[Author Prev][Author Next][Thread Prev][Thread Next][Author Index][Thread Index]

Re: [pygame] Pygame, pyglet, 2d, 3d, and performance (reflexions/discussion)

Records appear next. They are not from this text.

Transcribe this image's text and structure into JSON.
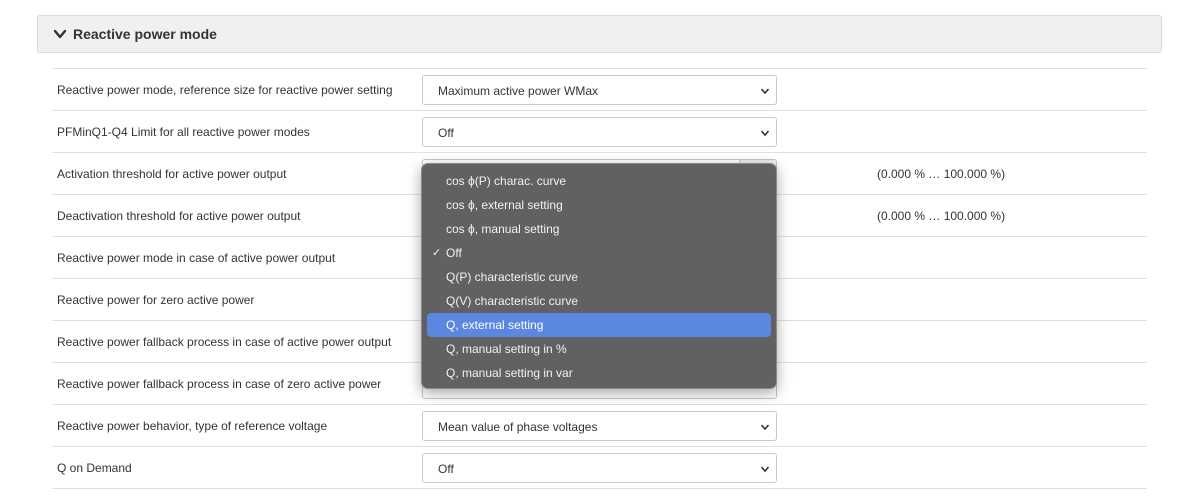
{
  "section": {
    "title": "Reactive power mode"
  },
  "rows": [
    {
      "label": "Reactive power mode, reference size for reactive power setting",
      "value": "Maximum active power WMax"
    },
    {
      "label": "PFMinQ1-Q4 Limit for all reactive power modes",
      "value": "Off"
    },
    {
      "label": "Activation threshold for active power output",
      "range": "(0.000 % … 100.000 %)"
    },
    {
      "label": "Deactivation threshold for active power output",
      "range": "(0.000 % … 100.000 %)"
    },
    {
      "label": "Reactive power mode in case of active power output"
    },
    {
      "label": "Reactive power for zero active power"
    },
    {
      "label": "Reactive power fallback process in case of active power output"
    },
    {
      "label": "Reactive power fallback process in case of zero active power"
    },
    {
      "label": "Reactive power behavior, type of reference voltage",
      "value": "Mean value of phase voltages"
    },
    {
      "label": "Q on Demand",
      "value": "Off"
    }
  ],
  "dropdown": {
    "options": [
      "cos ϕ(P) charac. curve",
      "cos ϕ, external setting",
      "cos ϕ, manual setting",
      "Off",
      "Q(P) characteristic curve",
      "Q(V) characteristic curve",
      "Q, external setting",
      "Q, manual setting in %",
      "Q, manual setting in var"
    ],
    "selected": "Off",
    "highlighted": "Q, external setting",
    "check_glyph": "✓"
  },
  "colors": {
    "highlight": "#5b87e0",
    "menu_bg": "#5c5c5c",
    "header_bg": "#f0f0f0"
  }
}
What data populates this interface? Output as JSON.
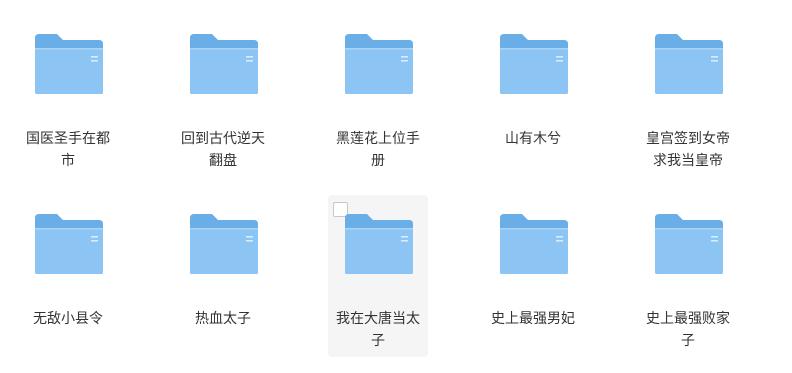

On Sun, Feb 12, 2012 at 5:25 PM, Santiago Romero <sromero@xxxxxxxxxxx> wrote:
> Pygame performance (and SDL, and almost any 2D-programming technology before
> it) it's a bit about CPU power. Ok, GPU cards help blitting, but notice that
> almost all SDL/pygame games are medium resolution (640x480, 800x600),
> usually fullscreen, and maybe higher resolutions for more static/non
> scrolling games.
> 3D games work nicely with either FullHD/HDready resolutions and you can
> select easily the playing resolution and everything scales nicely. Also, 3D
> games benefit a lot from GPUs acceleration and you can run them at high
> resolutions at 60 fps and the GPU makes a lot of the job.
> 2D games are a "pain in the ass" to make them multiresolution and scale very
> bad to high resolutions (in terms of speed).
> I'm starting to wonder how many time can I continue writing 2D programs with
> the classical 2D approach. I'm wondering if maybe I have to write 2D games
> by using 3D technology (opengl) to render sprites as faces in cubes with a
> background-cube and a camera pointing in a "2d view". Some libraries, like
> pyglet / cocos2d use this approach.
> My problem is that I like and prefer the "romantic-classic" pure 2d
> approach. The pyglet/cocos idea of actors, scenes and 2d-3d modelling is not
> as nice for me than the classic "oldstyle" approach... but that 3d approach
> really works and their 3D-2D games work in high resolutions at full speed
> and in pygame you can suffer creating a hires multilayer scrolling game at
> 60 fps...

Another nice library you can use is PySFML, programming in it is
somewhat similar to pygame (compared to pyglet which I have tried just
a little, no idea about cocos) but with opengl behind it.